Hi, I'm Cee! Sound is just as impactful on the cinematic experience and storytelling as picture, and the marriage of the two creates something magical. My interest in sound comes from my love of horror films and the creepy suspense created by the smallest noise. I've since worked on several productions in my three years at AUB film production working on my skills to make films that don't just sound good but to bring everything together and create an experience for everyone.
Orange Peel is a very relevant topic in the world and an important topic that needs to be explored and something I feel very passionate about. That is why the film appealed to me from the start and I hope to utilise the sounds to get this topic talked about and heard.
Editing, like every creative department, is all about story.
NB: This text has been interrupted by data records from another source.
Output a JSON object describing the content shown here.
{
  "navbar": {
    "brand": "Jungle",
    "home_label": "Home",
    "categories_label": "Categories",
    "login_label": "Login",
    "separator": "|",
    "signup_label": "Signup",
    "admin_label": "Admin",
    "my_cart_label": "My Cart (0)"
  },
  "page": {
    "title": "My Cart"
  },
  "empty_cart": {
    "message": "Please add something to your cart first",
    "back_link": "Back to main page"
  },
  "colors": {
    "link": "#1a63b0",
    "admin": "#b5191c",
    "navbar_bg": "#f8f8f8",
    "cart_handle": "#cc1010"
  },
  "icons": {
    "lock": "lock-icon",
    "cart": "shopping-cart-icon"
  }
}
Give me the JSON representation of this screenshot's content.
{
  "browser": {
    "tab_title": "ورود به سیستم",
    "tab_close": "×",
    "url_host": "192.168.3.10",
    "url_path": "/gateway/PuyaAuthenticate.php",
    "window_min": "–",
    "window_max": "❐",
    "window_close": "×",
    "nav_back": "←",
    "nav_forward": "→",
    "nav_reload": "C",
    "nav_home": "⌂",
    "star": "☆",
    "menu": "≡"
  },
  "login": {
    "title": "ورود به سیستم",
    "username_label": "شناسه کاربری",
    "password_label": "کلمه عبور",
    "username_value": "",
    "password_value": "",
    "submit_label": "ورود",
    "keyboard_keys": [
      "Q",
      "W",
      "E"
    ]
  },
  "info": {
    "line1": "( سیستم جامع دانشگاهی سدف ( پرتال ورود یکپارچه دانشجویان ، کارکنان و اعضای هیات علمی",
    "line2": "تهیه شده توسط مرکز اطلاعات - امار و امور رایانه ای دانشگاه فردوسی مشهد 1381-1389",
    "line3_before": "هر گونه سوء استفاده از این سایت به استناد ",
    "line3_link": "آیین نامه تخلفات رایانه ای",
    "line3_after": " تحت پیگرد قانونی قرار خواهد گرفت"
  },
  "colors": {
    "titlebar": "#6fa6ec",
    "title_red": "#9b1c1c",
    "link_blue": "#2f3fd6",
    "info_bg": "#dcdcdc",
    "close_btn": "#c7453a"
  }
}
It’s where Alex and myself will see the combined work of our dedicated team come to life as it works together to form a coherent narrative. This film has a strong story grounded in the reality of the day to day life it is set in.
I myself was in this football academy world as a young teen so I immediately resonated with how real the atmosphere felt when I read Jordan and Alex’s script. I look forward to seeing this brought to life in the shoot and get to refine the details with choosing the right cut at the right time. In principle, this story is about a father trying to connect and understand his son. We see most of this story through Andy’s eyes, so translating this to the edit means choosing the right elements to focus on to ultimately sell the arc that his character goes through.
My name is Emily and I am the make-up designer for Orange Peel. Having worked with both Alex and Jordan before, I was very excited when they told me about their film and asked me to join their crew. Currently, I am creating a LGBTQ social media campaign that includes prosthetics and illusion makeup that represent the models’ feelings about their journey of discovering their sexuality. I believe projects like these are very important in creating a more inclusive world. In the future I would love to work in the film industry. This film allows me to further my skills in both traditional screen makeup, as well as SFX makeup by including an action scene with a punch, blood and bruising. I cannot wait to begin making this film.
My name is Cas, and I’m the Costume Designer for Orange Peel. At AUB, I study Costume Design for Performance, and I hope to graduate in June with BA (Hons). I enjoy designing contemporary and fantastical costumes that are pleasing to look at, carefully considering how the clothing will be perceived by audiences. As a member of the LGBTQ+ community, the subject of this film resonates with me on a personal level. Homophobia is something that every LGBTQ+ individual has experienced, at least once. In mainstream culture such as sports, it is crucial that we have a conversation about how minorities are still being discriminated against. This film will be a step in the right direction – towards acceptance and equality for everyone.
Your donation will help us get our message to as many audiences as we can to begin the conversation about changing attitudes towards homosexuality in sports, specifically men's football. Every donation, big or small will bring it one step further to the big screen, please share this page to spread the word, and follow us on our social media for a follow back!